Further to the report laid on 11 December 2006 as required by Section 14 of the Prevention of Terrorism Act 2005, I would like to provide a further update to Parliament in the light of recent developments.
There are currently 18 control orders in force. This includes the control order against the individual who absconded in September 2006. It does not include a further individual who absconded in August 2006 after a control order was made (i.e. signed), but before the order had been served. This order is therefore not in force. The position on these two absconders remains as set out in the Ministerial Statement of 11 December 2006.
The report of 11 December 2006 referred to an individual charged with breach of control order obligations. He was convicted earlier this month of failure to comply with daily reporting requirements and failure to notify the Home Office of a change of residence. He was sentenced to five months' imprisonment. This is the first conviction for an offence under the 2005 Act. Since the report of 11 December 2006, another individual has been charged with four counts of failure to comply with control order obligations, and is currently on remand in prison. These developments demonstrate that the police, prosecution authorities and the courts take breaches of control order obligations seriously.

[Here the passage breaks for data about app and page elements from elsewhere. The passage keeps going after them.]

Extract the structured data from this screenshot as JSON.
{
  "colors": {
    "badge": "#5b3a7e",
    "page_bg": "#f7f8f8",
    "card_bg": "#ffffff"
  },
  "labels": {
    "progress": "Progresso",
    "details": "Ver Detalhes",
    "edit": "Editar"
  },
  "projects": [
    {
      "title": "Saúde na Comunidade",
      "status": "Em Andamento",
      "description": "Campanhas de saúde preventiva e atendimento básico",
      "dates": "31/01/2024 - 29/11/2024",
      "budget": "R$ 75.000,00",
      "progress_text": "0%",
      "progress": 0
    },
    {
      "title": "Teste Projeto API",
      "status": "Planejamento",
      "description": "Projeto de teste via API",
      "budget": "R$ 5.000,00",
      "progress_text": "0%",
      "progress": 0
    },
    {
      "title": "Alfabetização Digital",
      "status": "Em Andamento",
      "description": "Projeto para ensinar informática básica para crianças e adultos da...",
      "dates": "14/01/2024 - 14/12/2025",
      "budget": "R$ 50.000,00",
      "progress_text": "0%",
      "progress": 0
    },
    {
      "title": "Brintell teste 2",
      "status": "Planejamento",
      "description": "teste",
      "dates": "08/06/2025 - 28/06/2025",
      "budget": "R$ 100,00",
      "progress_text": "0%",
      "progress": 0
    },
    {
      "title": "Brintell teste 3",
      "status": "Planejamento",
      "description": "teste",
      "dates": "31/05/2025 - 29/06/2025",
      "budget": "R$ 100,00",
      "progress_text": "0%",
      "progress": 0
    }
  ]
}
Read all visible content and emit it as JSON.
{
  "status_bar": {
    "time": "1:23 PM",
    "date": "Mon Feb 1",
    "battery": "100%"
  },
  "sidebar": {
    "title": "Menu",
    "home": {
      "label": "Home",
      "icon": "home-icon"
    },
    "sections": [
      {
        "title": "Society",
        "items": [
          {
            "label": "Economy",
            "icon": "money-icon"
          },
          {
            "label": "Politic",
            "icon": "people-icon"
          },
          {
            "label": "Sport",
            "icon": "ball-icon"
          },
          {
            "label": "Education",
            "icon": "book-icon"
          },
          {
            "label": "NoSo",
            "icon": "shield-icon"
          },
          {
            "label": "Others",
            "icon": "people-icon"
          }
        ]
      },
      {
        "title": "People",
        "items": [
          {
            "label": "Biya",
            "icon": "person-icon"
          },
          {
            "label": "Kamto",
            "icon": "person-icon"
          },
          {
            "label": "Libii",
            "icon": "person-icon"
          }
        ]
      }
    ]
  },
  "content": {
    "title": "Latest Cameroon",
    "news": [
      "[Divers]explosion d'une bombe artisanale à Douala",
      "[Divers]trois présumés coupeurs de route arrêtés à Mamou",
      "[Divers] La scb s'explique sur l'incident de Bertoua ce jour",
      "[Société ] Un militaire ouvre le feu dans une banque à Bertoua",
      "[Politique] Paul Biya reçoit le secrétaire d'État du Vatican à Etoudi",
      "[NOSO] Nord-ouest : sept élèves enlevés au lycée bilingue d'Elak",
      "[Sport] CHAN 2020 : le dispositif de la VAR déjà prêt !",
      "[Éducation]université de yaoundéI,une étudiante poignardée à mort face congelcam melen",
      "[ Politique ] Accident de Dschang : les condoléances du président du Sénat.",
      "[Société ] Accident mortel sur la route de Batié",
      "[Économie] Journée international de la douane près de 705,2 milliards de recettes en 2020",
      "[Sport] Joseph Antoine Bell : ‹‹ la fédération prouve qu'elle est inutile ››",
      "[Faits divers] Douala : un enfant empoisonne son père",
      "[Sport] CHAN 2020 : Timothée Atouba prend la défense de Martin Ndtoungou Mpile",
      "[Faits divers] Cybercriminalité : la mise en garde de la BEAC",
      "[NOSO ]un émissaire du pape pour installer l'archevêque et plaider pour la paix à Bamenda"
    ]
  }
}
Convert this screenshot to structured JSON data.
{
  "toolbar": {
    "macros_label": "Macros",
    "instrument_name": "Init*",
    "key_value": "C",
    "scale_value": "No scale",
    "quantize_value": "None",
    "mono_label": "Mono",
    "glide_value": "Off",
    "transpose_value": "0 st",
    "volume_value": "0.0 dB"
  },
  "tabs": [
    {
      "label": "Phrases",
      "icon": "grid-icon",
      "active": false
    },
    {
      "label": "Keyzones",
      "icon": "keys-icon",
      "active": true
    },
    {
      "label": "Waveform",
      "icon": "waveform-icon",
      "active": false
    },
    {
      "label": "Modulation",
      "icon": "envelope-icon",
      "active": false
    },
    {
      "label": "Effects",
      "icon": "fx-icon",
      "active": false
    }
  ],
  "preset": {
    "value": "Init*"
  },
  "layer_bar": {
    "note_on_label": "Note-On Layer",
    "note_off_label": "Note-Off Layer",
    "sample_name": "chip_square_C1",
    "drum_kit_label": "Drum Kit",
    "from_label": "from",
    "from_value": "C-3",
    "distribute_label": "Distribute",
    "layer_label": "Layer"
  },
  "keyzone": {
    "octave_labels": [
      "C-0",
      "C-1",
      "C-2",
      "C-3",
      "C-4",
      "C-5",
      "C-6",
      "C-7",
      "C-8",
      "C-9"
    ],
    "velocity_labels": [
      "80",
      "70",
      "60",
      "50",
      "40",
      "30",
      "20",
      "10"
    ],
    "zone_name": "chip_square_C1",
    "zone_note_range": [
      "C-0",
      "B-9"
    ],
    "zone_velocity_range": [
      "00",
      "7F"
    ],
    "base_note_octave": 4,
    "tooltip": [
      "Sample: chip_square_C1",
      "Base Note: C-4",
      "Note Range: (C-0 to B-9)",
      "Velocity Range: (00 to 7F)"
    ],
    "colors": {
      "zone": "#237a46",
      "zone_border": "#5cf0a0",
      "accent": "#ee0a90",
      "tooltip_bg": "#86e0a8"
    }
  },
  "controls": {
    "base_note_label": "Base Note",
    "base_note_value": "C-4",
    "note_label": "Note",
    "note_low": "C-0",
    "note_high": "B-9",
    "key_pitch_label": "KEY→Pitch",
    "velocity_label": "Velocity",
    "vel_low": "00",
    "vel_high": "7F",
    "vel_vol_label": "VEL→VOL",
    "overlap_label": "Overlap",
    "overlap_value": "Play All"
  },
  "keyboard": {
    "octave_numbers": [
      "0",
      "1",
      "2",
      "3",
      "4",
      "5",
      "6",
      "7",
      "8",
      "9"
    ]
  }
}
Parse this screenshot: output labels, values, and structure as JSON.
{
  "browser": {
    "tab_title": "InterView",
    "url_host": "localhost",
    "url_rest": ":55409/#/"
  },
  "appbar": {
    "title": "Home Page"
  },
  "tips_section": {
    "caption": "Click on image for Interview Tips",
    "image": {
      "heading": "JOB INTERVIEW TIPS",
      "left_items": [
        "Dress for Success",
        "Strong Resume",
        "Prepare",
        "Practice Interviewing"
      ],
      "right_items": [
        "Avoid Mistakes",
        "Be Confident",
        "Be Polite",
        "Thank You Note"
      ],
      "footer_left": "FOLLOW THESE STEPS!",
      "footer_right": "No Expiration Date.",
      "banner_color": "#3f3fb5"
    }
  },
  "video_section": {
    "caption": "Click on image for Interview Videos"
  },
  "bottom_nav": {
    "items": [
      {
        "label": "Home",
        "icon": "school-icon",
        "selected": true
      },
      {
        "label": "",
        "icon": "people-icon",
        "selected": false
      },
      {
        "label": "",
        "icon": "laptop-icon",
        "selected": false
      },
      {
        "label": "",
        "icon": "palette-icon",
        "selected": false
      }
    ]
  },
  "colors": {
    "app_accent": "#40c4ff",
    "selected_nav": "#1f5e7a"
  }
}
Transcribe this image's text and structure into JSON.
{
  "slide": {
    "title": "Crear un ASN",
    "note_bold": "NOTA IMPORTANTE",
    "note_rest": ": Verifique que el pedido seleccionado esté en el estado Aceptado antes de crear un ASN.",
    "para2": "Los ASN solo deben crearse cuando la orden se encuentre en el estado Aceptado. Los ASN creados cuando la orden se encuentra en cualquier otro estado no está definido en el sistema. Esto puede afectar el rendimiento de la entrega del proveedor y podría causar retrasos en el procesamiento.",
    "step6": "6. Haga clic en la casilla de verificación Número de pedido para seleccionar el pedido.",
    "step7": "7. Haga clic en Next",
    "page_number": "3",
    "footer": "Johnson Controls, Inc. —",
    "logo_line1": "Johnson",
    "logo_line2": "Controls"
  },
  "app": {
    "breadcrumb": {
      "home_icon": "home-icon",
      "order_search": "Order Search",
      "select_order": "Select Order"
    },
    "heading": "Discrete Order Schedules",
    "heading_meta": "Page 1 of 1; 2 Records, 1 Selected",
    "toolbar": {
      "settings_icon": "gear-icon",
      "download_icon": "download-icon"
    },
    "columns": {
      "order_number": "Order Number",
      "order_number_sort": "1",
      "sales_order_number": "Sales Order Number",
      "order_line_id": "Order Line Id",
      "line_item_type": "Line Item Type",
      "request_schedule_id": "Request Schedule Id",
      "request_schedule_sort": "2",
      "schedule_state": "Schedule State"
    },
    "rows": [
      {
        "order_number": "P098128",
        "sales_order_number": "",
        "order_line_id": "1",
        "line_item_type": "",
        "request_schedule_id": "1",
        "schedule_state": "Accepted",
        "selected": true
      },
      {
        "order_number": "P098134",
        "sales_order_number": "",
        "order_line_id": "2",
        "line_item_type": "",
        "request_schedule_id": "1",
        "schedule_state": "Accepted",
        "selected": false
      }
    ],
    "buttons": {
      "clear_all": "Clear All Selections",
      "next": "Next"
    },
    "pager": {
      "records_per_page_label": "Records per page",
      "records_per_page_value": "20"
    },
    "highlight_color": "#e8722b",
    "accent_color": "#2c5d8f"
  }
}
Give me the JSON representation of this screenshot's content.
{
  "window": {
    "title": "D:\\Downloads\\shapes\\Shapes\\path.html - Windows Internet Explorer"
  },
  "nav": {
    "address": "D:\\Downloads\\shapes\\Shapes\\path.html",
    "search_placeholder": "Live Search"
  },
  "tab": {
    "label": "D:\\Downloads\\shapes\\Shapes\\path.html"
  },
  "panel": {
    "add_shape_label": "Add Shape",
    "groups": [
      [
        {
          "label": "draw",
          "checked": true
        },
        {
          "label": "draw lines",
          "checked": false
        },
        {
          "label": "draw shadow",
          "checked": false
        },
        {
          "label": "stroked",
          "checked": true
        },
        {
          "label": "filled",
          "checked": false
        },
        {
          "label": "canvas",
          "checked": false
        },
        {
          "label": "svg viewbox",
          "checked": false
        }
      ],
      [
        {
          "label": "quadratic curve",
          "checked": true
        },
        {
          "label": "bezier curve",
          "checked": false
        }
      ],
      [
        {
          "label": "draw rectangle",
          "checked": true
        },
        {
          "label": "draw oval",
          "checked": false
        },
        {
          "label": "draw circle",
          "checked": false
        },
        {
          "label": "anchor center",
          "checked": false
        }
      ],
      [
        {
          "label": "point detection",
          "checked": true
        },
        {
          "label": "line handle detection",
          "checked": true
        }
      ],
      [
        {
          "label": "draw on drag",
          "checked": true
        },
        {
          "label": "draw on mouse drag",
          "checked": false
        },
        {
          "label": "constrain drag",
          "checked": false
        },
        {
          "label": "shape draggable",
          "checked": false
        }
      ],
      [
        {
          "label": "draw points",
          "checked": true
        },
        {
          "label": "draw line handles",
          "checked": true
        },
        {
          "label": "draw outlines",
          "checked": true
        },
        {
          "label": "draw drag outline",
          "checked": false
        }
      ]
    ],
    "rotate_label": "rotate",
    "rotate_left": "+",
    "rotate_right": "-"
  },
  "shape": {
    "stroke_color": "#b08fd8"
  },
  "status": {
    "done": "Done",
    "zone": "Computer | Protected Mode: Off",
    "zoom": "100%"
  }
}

The House will also want to be aware that an individual absconded earlier this month soon after being served with a control order. This individual is subject to one of the 18 control orders in force. The control order was designed to address the risk posed by an individual who had recently been radicalised and wanted to travel abroad for terrorism-related purposes. Obligations included a requirement to report daily to a police station, to surrender travel documents and to reside at a specified address. The individual is not believed to represent a direct threat to the public in the UK at this time.
Public safety is the top priority for the Government and the police. Locating the individual is an operational matter for the police. Investigations are ongoing. An anonymity order is in place and, after consulting the police, the Government are currently not seeking to overturn it.
Lord Carlile, the independent reviewer of the 2005 Act, is due to report within the next few weeks on the operation of the Act during the past year.